» EXERCISE INPUT:
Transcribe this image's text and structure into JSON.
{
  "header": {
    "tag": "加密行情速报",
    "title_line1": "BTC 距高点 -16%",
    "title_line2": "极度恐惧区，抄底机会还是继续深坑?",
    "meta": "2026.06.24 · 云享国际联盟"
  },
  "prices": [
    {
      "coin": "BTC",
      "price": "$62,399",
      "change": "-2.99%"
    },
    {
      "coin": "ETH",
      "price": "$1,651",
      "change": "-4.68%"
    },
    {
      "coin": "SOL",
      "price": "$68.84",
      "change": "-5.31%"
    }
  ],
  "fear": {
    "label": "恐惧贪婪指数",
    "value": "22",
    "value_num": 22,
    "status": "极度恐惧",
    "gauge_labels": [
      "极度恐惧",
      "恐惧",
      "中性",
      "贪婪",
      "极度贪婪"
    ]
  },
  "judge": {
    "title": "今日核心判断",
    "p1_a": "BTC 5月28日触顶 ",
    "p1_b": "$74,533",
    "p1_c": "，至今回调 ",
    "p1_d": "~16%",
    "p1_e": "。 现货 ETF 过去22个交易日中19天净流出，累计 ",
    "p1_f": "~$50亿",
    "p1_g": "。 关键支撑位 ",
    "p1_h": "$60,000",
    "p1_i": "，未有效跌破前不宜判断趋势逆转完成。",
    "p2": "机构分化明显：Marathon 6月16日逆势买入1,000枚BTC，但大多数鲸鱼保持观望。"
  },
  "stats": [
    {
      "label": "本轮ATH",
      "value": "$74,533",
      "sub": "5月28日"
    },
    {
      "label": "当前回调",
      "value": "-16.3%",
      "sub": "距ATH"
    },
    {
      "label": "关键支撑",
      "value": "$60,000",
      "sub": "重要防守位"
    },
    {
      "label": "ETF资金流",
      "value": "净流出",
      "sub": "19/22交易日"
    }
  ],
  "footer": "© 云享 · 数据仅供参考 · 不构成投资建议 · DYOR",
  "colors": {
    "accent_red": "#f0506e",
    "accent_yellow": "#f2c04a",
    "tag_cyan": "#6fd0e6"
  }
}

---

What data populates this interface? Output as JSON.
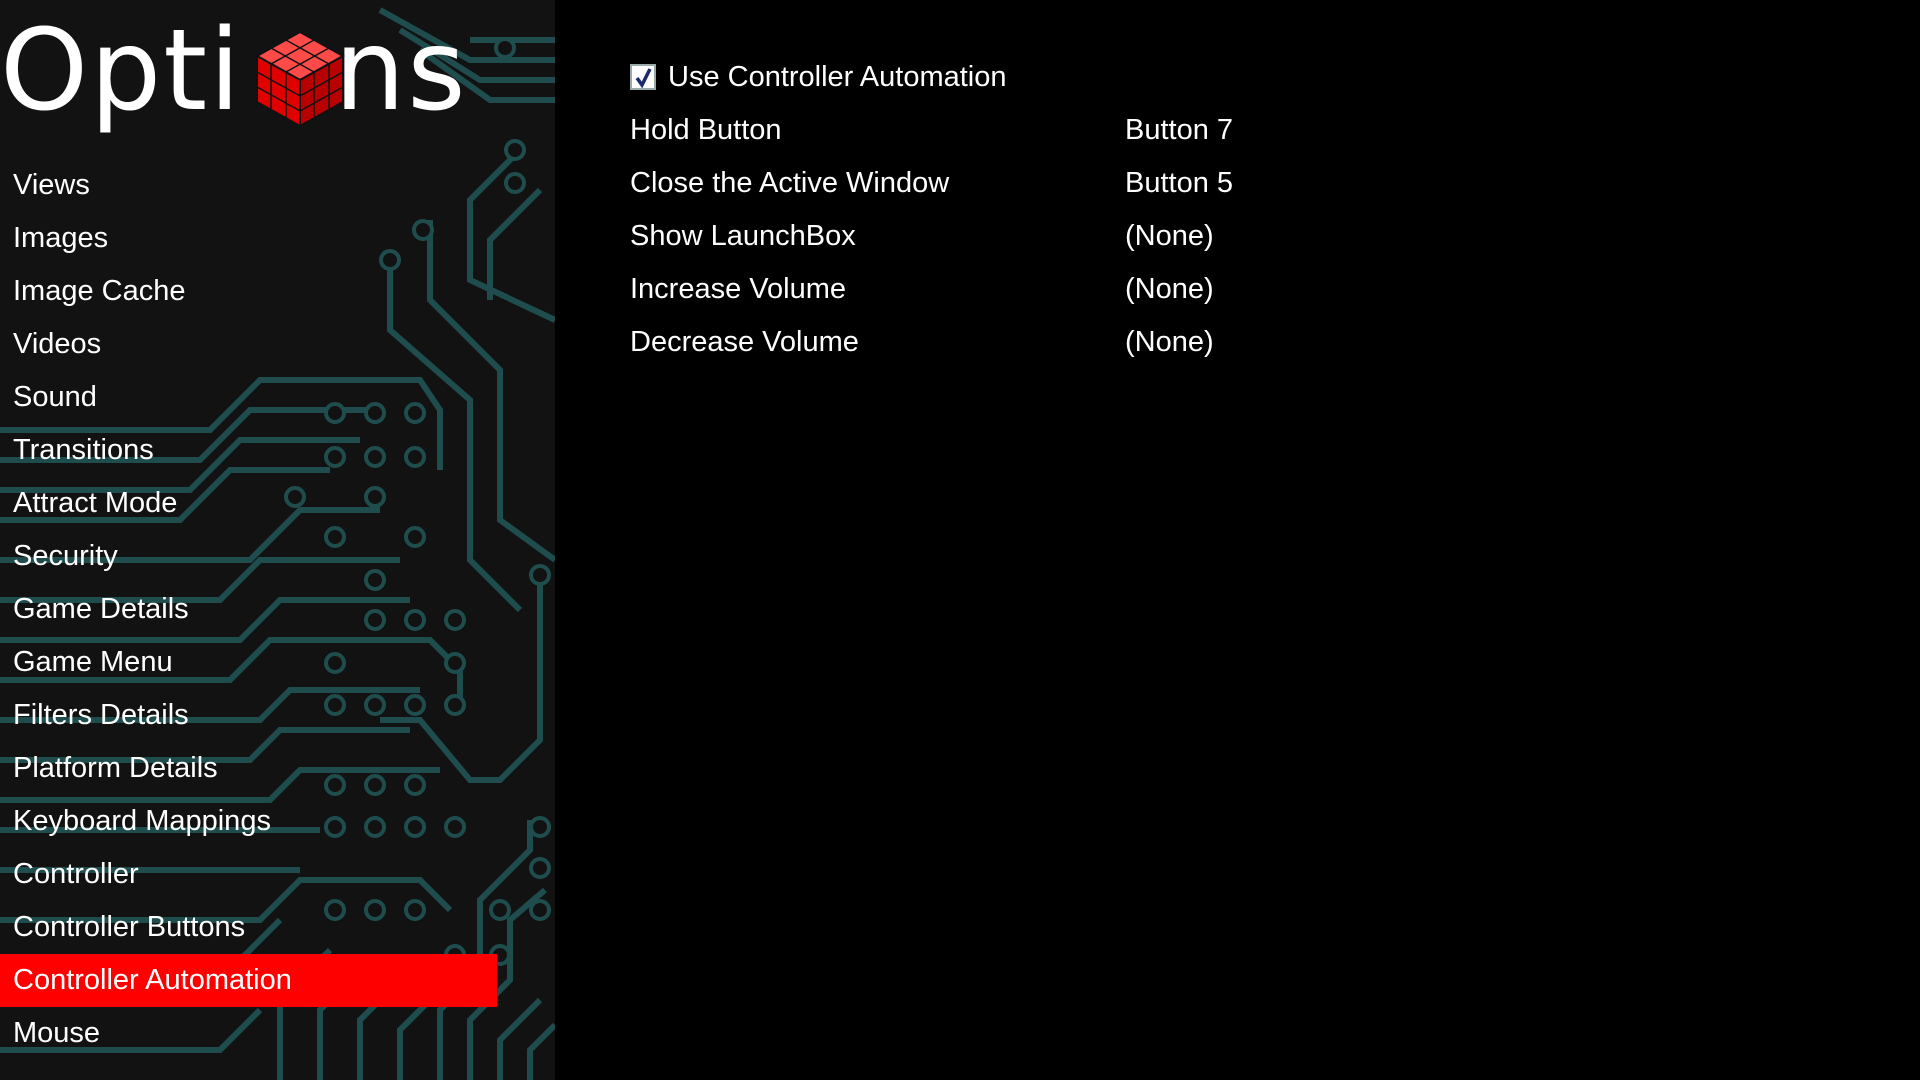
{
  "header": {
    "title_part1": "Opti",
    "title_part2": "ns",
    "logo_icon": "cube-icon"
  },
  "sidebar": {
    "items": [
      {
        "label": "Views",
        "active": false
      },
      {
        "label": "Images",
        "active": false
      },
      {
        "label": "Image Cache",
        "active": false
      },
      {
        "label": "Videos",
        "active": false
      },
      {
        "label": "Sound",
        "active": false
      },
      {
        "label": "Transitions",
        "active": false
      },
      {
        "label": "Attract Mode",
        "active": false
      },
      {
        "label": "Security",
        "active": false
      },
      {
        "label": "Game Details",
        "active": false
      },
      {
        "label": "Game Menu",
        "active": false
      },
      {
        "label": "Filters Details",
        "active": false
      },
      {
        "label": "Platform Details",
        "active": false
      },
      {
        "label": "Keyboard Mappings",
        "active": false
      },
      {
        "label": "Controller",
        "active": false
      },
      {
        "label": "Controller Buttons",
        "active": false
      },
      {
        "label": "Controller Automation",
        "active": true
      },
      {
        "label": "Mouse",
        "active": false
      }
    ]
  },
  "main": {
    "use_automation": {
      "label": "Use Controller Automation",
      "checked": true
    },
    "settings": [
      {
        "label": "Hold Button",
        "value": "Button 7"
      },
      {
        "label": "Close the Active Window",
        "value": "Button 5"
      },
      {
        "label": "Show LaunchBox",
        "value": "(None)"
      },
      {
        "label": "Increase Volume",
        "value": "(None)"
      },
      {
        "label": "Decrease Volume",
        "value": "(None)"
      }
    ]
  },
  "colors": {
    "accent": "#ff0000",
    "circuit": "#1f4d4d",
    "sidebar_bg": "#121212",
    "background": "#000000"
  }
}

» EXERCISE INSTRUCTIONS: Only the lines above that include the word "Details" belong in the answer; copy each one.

» ANSWER TO THE PROBLEM:
        "label": "Game Details",
        "label": "Filters Details",
        "label": "Platform Details",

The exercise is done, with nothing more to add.